Watch out! “The surplus is surging out of control,” or so warns Rep. Bill Archer (R-Texas), chairman of the House Ways and Means Committee. To ward off this frightening prospect, he and a growing number of his colleagues have proposed that at least a portion of the surpluses predicted in the administration’s new budget review be used for tax cuts.
The government shouldn’t take in more revenue than it needs to pay for current government programs, they reason—after all, “that tax money belongs to the taxpayer, not the government.”
Before we let our election-bound lawmakers lavish another tax cut on us, we should ask them to answer the following three questions.
1) Where will the money to pay for the tax cut really come from? Certainly not from excess income, excise, estate and non-Social Security payroll tax revenues, for there are none. Even if the administration is right and the overall budget registers a $39-billion surplus this year, revenues from these taxes will fall some $63 billion short of covering the costs of the non-Social Security activities of the government. The projections suggest this shortfall will continue for at least the next five years. The money for the tax cut will come from Social Security, whose receipts will exceed expenditures by a bit over $100 billion in 1998 and by larger amounts in the future. But Social Security’s surpluses are not evidence that the program is taking in more revenues than it needs. In fact, these surpluses come nowhere near covering the increased obligations the program incurs each year to pay future benefits. That’s why the president and congressional leaders are engaged in a bipartisan effort to “save” the program.
In the past, many have railed against using Social Security surpluses to pay for government spending programs. Certainly, it’s no more appropriate to squander the retirement program’s surpluses on tax cuts.
2) If surpluses are dissipated through tax cuts, how will tomorrow’s priorities be financed? Soon, the nation will have to begin restructuring the Medicare and Social Security programs so they can weather the demographic deluge of retiring baby boomers. The projected surpluses could be used to ease the transition to whatever new structures Congress and the president agree on. The fate of fundamental tax reform, which is still a high priority of many Republicans, is also tied to surpluses. There is little chance that real tax reform will be politically viable without lower tax rates of the sort that could be financed only from large budget surpluses.

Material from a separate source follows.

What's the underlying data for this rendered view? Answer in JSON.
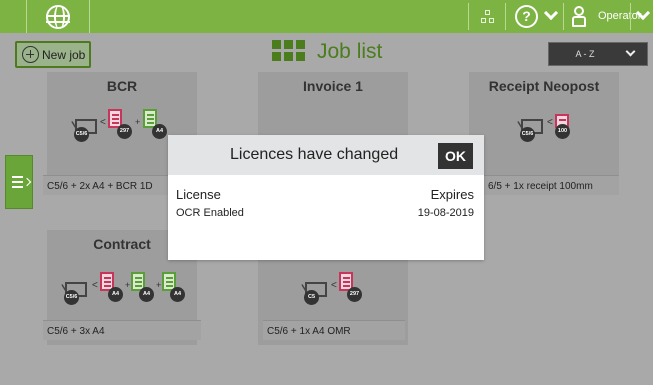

3) Is a tax cut good economic policy? With the economy running flat out, the dose of fiscal stimulus that a surplus-financed tax cut would provide is about the last thing the fiscal doctor would prescribe. In fact, it could force the good Dr. Alan Greenspan of the Federal Reserve to raise interest rates even sooner to keep inflationary pressures in check. Moreover, any tax cut that could make it through Congress—reducing the marriage penalty, for example—would only serve to boost consumer spending, of which there is no current shortage. What the economy needs for the long run is increased saving and investment, which would be provided by preserving the surpluses.
The deficits of the past decade added about $1.8 trillion to the national debt. Only four-fifths of this hole would be filled if all the surpluses projected for the next decade were saved—that is, used to pay down the national debt. Those who care about the strength of the economy in the future, the nation’s ability to cope with the baby boomers’ retirement and the prospects for a simpler and more rational tax code should fight to protect from this latest outbreak of tax cut fever the modest surpluses that sensible fiscal and monetary policy, a strong economy and a bit of good luck have unexpectedly bestowed on the nation.